Procedures that you should be able to competently and safely perform on a horse.


Revive or Resuscitate Newborn Foal


A normal, vigorous newborn tries to rise within a few minutes of birth, are standing within one hour, and are nursing within 2 hours. A normal respiratory rate in a newborn foal is 60-70 breaths per minute. A normal heart rate in a newborn foal is 60-120 beats per minute.

In some cases a newborn foal is weak and depressed. These foals typically have a low heart rate, breath slowly or struggle for breath, and may lie on their side or not raise their heads. These foals usually have poorly oxygenated blood due to a difficult birthing process. The reality is that these foals will not likely survive.

However, there is a window of opportunity for you to try and help the foal. Ideally your vet is present and can provide emergency medical treatment, but in some cases, a weak foal die before they arrive.

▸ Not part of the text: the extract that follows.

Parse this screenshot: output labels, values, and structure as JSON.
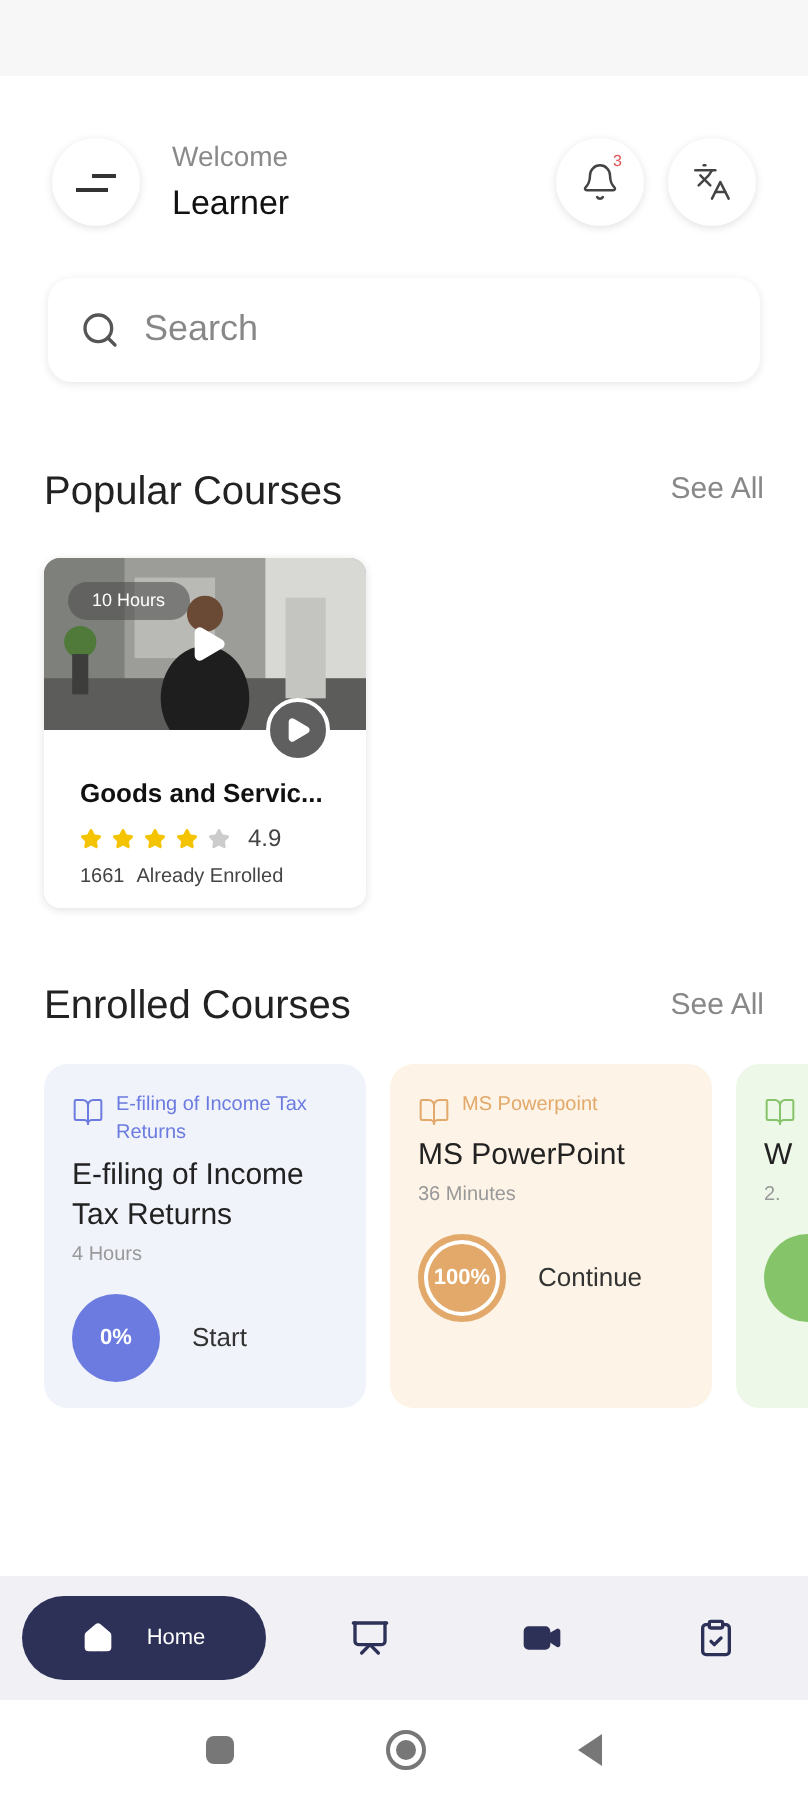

Using a dry soft towel gently clear the debris and mucous from the foal's mouth and nostrils. If there is excessive mucus, you can also use a bulb syringe to do this but this is usually not necessary.

Spend about 30 seconds rubbing the foal to try to invigorate it. If the foal is unresponsive, then attempt to resuscitate the foal by mouth or using a resuscitator.

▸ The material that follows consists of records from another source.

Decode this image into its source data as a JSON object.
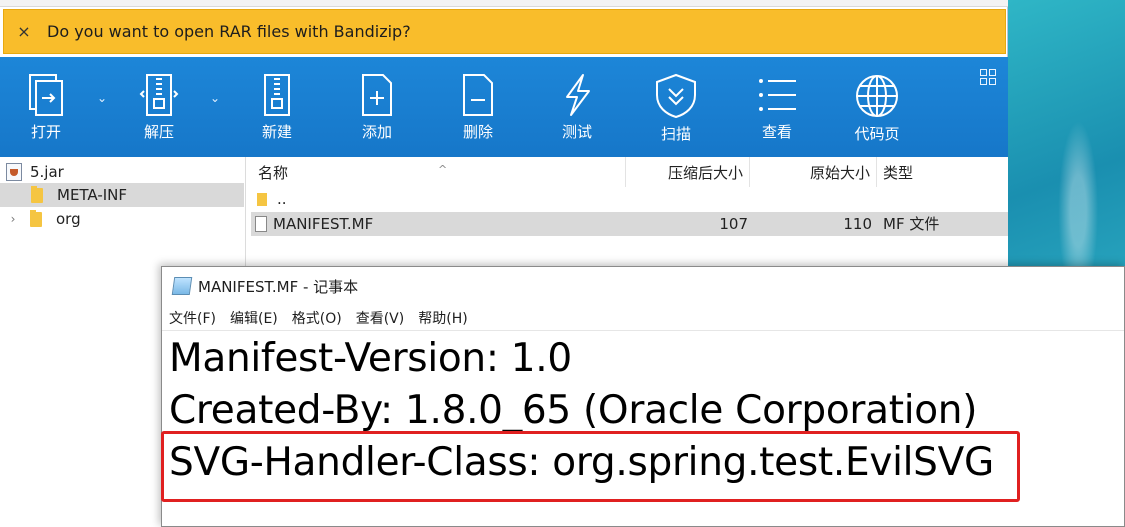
{
  "notification": {
    "close_glyph": "×",
    "text": "Do you want to open RAR files with Bandizip?"
  },
  "toolbar": {
    "buttons": [
      {
        "label": "打开",
        "icon": "open-file-icon"
      },
      {
        "label": "解压",
        "icon": "extract-zip-icon"
      },
      {
        "label": "新建",
        "icon": "new-archive-icon"
      },
      {
        "label": "添加",
        "icon": "add-file-icon"
      },
      {
        "label": "删除",
        "icon": "delete-file-icon"
      },
      {
        "label": "测试",
        "icon": "lightning-test-icon"
      },
      {
        "label": "扫描",
        "icon": "shield-scan-icon"
      },
      {
        "label": "查看",
        "icon": "list-view-icon"
      },
      {
        "label": "代码页",
        "icon": "globe-codepage-icon"
      }
    ],
    "dropdown_glyph": "⌄"
  },
  "tree": {
    "root": "5.jar",
    "items": [
      "META-INF",
      "org"
    ],
    "expander_glyph": "›"
  },
  "list": {
    "headers": {
      "name": "名称",
      "compressed": "压缩后大小",
      "original": "原始大小",
      "type": "类型"
    },
    "sort_glyph": "^",
    "rows": [
      {
        "name": "..",
        "compressed": "",
        "original": "",
        "type": ""
      },
      {
        "name": "MANIFEST.MF",
        "compressed": "107",
        "original": "110",
        "type": "MF 文件"
      }
    ]
  },
  "notepad": {
    "title": "MANIFEST.MF - 记事本",
    "menu": [
      "文件(F)",
      "编辑(E)",
      "格式(O)",
      "查看(V)",
      "帮助(H)"
    ],
    "lines": [
      "Manifest-Version: 1.0",
      "Created-By: 1.8.0_65 (Oracle Corporation)",
      "SVG-Handler-Class: org.spring.test.EvilSVG"
    ]
  },
  "colors": {
    "toolbar_blue": "#1a7fd1",
    "notification_yellow": "#f9bd2b",
    "highlight_red": "#e02020",
    "selection_gray": "#d9d9d9"
  }
}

Begin by laying the foal on its side, extend and straighten the neck as much as possible. If the neck is flexed, the air tends to go into the stomach instead of the lungs.

By Mouth: To give mouth-to-mouth resuscitation, plug the down nostril with your right hand, and breathe into the uppermost nostril, as you watch the foal's chest. Exhale enough to get the foal’s chest to rise noticeably with each breath.

By Mask: Place the mask of the foal respirator over the foal's muzzle and depress the cylinder. Watch the foal's chest for expansion and deflation. Do this every 2-3 seconds for 1 minute.

Check for spontaneous breathing and heart rate every 30-60 seconds, but do not stop for longer than 10 seconds to assess the foal. Ventilation can be stopped when the foal’s heart rate is above 80 beats per minute and the foal is breathing spontaneously at least 40 breaths per minute.

Chest Compression: As in human CPR, chest compressions are rarely successful and can further injure the foal. That said, they can be helpful if the foal’s heart rate is less than 40 beats per minute, and after 1 minute of ventilation has been performed. Quickly run your fingers along the foal’s ribcage to feel for fractured ribs before beginning. Do not perform compressions if the foal’s ribs feel fractured.

Place the heel of one hand directly behind the elbow, just below where you would tighten a girth. Place the other hand on top of the first hand. Compress the heart 1.5-2 times per second for 1-2 minutes. Then stop and reevaluate pulse, heart rate, breathing and responsiveness. Repeat.
Generally, foals breath better when they are propped on their chest. However, attempts at resuscitation usually require that the foal is on its side. The goal of resuscitation is to restore a strong heart beat, respiration and brain function. Remember the ABC's of resuscitation. Airway, Breathing, Circulation in that order.

Only intervene at all if the foal seems abnormal to you. Attempt resuscitation if the foal is not breathing, gasping for breath, breathing very slowly, or if the foal's heart rate is less than 40 BPM.

Gentle rubbing of the foal is helpful to stimulate it, but do not swing a newborn by the hind legs. The rationale for this is that it will clear fluid from the foal's lungs. However, swinging a foal by the hind legs is not necessary and the procedure can injure or kill an already weak foal.

Keep in mind that foals that require intensive resuscitation at birth will probably not survive. This monumental effort is just the beginning. The foal will likely experience other problems and should be transported to a hospital facility as soon as possible.


Author: Doug Thal DVM Dipl. ABVP